**Problem details**: Return each line of the records with nothing changed, pictures excepted.

**Provided records**:
══════
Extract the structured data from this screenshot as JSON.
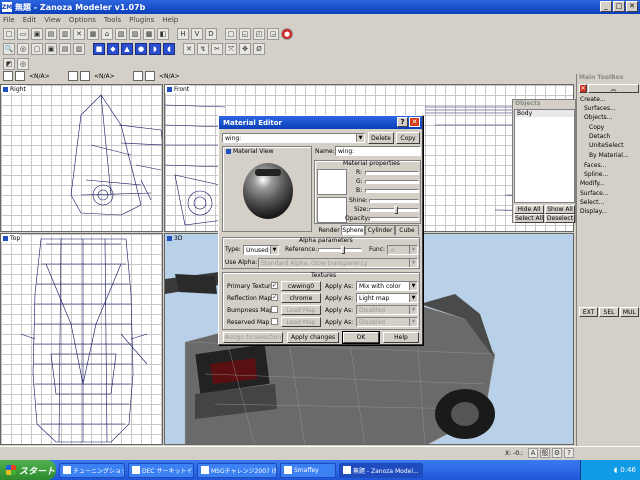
{
  "window": {
    "title": "無題 - Zanoza Modeler v1.07b",
    "icon_text": "ZM"
  },
  "menu": [
    "File",
    "Edit",
    "View",
    "Options",
    "Tools",
    "Plugins",
    "Help"
  ],
  "toolbar1_glyphs": [
    "□",
    "▭",
    "▣",
    "▤",
    "▥",
    "✕",
    "▦",
    "⌂",
    "▧",
    "▨",
    "▩",
    "◧",
    "H",
    "V",
    "D",
    "□",
    "◱",
    "◰",
    "◲",
    "●"
  ],
  "toolbar2_glyphs": [
    "🔍",
    "◎",
    "▢",
    "▣",
    "▤",
    "▥",
    "■",
    "◆",
    "▲",
    "●",
    "◗",
    "◖",
    "✕",
    "↯",
    "✂",
    "⤧",
    "✥",
    "Ø"
  ],
  "view_selectors": [
    {
      "label": "<N/A>"
    },
    {
      "label": "<N/A>"
    },
    {
      "label": "<N/A>"
    }
  ],
  "viewports": {
    "right": "Right",
    "front": "Front",
    "top": "Top",
    "perspective": "3D"
  },
  "material_editor": {
    "title": "Material Editor",
    "material_name": "wing:",
    "delete_label": "Delete",
    "copy_label": "Copy",
    "material_view_label": "Material View",
    "name_label": "Name:",
    "name_value": "wing:",
    "properties_title": "Material properties",
    "rgb_labels": [
      "R:",
      "G:",
      "B:"
    ],
    "shine_label": "Shine:",
    "size_label": "Size:",
    "opacity_label": "Opacity:",
    "preview_tabs": [
      "Render",
      "Sphere",
      "Cylinder",
      "Cube"
    ],
    "active_preview_tab": "Sphere",
    "alpha": {
      "title": "Alpha parameters",
      "type_label": "Type:",
      "type_value": "Unused",
      "reference_label": "Reference:",
      "func_label": "Func:",
      "func_value": "<",
      "use_alpha_label": "Use Alpha:",
      "use_alpha_value": "Standard Alpha, Glow transparency"
    },
    "textures": {
      "title": "Textures",
      "apply_label": "Apply As:",
      "rows": [
        {
          "label": "Primary Texture",
          "checked": true,
          "map": "cwwing0",
          "apply": "Mix with color",
          "enabled": true
        },
        {
          "label": "Reflection Map",
          "checked": true,
          "map": "chrome",
          "apply": "Light map",
          "enabled": true
        },
        {
          "label": "Bumpness Map",
          "checked": false,
          "map": "Load Map",
          "apply": "Disabled",
          "enabled": false
        },
        {
          "label": "Reserved Map",
          "checked": false,
          "map": "Load Map",
          "apply": "Disabled",
          "enabled": false
        }
      ]
    },
    "assign_label": "Assign to selection",
    "apply_changes_label": "Apply changes",
    "ok_label": "OK",
    "help_label": "Help"
  },
  "objects_panel": {
    "title": "Objects",
    "items": [
      "Body"
    ],
    "hide_all": "Hide All",
    "show_all": "Show All",
    "select_all": "Select All",
    "deselect": "Deselect"
  },
  "toolbox": {
    "title": "Main ToolBox",
    "items": [
      "Create...",
      "Surfaces...",
      "Objects...",
      "Copy",
      "Detach",
      "UniteSelect",
      "By Material...",
      "Faces...",
      "Spline...",
      "Modify...",
      "Surface...",
      "Select...",
      "Display..."
    ],
    "bottom_buttons": [
      "EXT",
      "SEL",
      "MUL"
    ]
  },
  "status": {
    "coord": "X: -0.:"
  },
  "taskbar": {
    "start_label": "スタート",
    "tasks": [
      "チューニングショップ  カ...",
      "DEC サーキットイベント...",
      "MSGチャレンジ2007 (終...",
      "Smaffey",
      "無題 - Zanoza Model..."
    ],
    "active_task": 4,
    "clock": "0:46"
  },
  "colors": {
    "title_blue": "#0a3fba",
    "viewport_sky": "#b8d0e8",
    "wireframe": "#101060"
  }
}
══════
**Task result**:
Extract the structured data from this screenshot as JSON.
{
  "window": {
    "title": "無題 - Zanoza Modeler v1.07b",
    "icon_text": "ZM"
  },
  "menu": [
    "File",
    "Edit",
    "View",
    "Options",
    "Tools",
    "Plugins",
    "Help"
  ],
  "toolbar1_glyphs": [
    "□",
    "▭",
    "▣",
    "▤",
    "▥",
    "✕",
    "▦",
    "⌂",
    "▧",
    "▨",
    "▩",
    "◧",
    "H",
    "V",
    "D",
    "□",
    "◱",
    "◰",
    "◲",
    "●"
  ],
  "toolbar2_glyphs": [
    "🔍",
    "◎",
    "▢",
    "▣",
    "▤",
    "▥",
    "■",
    "◆",
    "▲",
    "●",
    "◗",
    "◖",
    "✕",
    "↯",
    "✂",
    "⤧",
    "✥",
    "Ø"
  ],
  "view_selectors": [
    {
      "label": "<N/A>"
    },
    {
      "label": "<N/A>"
    },
    {
      "label": "<N/A>"
    }
  ],
  "viewports": {
    "right": "Right",
    "front": "Front",
    "top": "Top",
    "perspective": "3D"
  },
  "material_editor": {
    "title": "Material Editor",
    "material_name": "wing:",
    "delete_label": "Delete",
    "copy_label": "Copy",
    "material_view_label": "Material View",
    "name_label": "Name:",
    "name_value": "wing:",
    "properties_title": "Material properties",
    "rgb_labels": [
      "R:",
      "G:",
      "B:"
    ],
    "shine_label": "Shine:",
    "size_label": "Size:",
    "opacity_label": "Opacity:",
    "preview_tabs": [
      "Render",
      "Sphere",
      "Cylinder",
      "Cube"
    ],
    "active_preview_tab": "Sphere",
    "alpha": {
      "title": "Alpha parameters",
      "type_label": "Type:",
      "type_value": "Unused",
      "reference_label": "Reference:",
      "func_label": "Func:",
      "func_value": "<",
      "use_alpha_label": "Use Alpha:",
      "use_alpha_value": "Standard Alpha, Glow transparency"
    },
    "textures": {
      "title": "Textures",
      "apply_label": "Apply As:",
      "rows": [
        {
          "label": "Primary Texture",
          "checked": true,
          "map": "cwwing0",
          "apply": "Mix with color",
          "enabled": true
        },
        {
          "label": "Reflection Map",
          "checked": true,
          "map": "chrome",
          "apply": "Light map",
          "enabled": true
        },
        {
          "label": "Bumpness Map",
          "checked": false,
          "map": "Load Map",
          "apply": "Disabled",
          "enabled": false
        },
        {
          "label": "Reserved Map",
          "checked": false,
          "map": "Load Map",
          "apply": "Disabled",
          "enabled": false
        }
      ]
    },
    "assign_label": "Assign to selection",
    "apply_changes_label": "Apply changes",
    "ok_label": "OK",
    "help_label": "Help"
  },
  "objects_panel": {
    "title": "Objects",
    "items": [
      "Body"
    ],
    "hide_all": "Hide All",
    "show_all": "Show All",
    "select_all": "Select All",
    "deselect": "Deselect"
  },
  "toolbox": {
    "title": "Main ToolBox",
    "items": [
      "Create...",
      "Surfaces...",
      "Objects...",
      "Copy",
      "Detach",
      "UniteSelect",
      "By Material...",
      "Faces...",
      "Spline...",
      "Modify...",
      "Surface...",
      "Select...",
      "Display..."
    ],
    "bottom_buttons": [
      "EXT",
      "SEL",
      "MUL"
    ]
  },
  "status": {
    "coord": "X: -0.:"
  },
  "taskbar": {
    "start_label": "スタート",
    "tasks": [
      "チューニングショップ  カ...",
      "DEC サーキットイベント...",
      "MSGチャレンジ2007 (終...",
      "Smaffey",
      "無題 - Zanoza Model..."
    ],
    "active_task": 4,
    "clock": "0:46"
  },
  "colors": {
    "title_blue": "#0a3fba",
    "viewport_sky": "#b8d0e8",
    "wireframe": "#101060"
  }
}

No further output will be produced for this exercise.